Exercise prompt: Across the records that follow, count each line holding "nreturn", and write only the total.

━━ Data for this task

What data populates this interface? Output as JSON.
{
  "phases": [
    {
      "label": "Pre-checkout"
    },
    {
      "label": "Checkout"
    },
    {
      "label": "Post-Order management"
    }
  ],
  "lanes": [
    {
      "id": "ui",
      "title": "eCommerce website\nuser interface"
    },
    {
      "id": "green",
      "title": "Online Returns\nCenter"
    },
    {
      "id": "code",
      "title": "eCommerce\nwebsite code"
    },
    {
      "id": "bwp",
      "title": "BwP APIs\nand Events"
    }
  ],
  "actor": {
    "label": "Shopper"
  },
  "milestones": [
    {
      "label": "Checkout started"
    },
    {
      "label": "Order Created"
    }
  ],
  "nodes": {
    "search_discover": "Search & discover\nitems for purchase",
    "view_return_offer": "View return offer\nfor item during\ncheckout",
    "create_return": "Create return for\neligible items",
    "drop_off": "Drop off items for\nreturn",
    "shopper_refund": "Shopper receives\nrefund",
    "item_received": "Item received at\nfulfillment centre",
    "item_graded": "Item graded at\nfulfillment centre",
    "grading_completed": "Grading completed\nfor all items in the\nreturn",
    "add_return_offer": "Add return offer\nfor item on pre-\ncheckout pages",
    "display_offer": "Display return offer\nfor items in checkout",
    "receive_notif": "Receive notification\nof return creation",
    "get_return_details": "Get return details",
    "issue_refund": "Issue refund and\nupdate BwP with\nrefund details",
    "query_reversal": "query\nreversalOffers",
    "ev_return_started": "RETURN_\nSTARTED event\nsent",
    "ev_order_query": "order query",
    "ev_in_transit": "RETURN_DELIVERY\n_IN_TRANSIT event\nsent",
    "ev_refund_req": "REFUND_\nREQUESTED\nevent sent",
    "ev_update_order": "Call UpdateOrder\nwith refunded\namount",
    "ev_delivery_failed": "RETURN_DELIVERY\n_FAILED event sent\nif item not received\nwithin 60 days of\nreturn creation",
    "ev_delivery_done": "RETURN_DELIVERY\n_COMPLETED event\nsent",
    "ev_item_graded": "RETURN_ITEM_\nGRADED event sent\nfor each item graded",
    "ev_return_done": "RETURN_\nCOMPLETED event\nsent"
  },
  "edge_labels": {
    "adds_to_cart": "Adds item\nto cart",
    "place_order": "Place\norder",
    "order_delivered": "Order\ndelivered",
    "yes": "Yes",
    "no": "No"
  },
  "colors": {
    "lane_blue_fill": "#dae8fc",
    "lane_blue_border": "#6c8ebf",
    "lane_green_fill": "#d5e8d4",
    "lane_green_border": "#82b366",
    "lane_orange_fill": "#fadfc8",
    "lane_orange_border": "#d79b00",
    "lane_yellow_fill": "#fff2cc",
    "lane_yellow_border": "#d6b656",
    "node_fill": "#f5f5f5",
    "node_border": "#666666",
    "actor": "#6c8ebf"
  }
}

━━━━

Response to this exercise: 3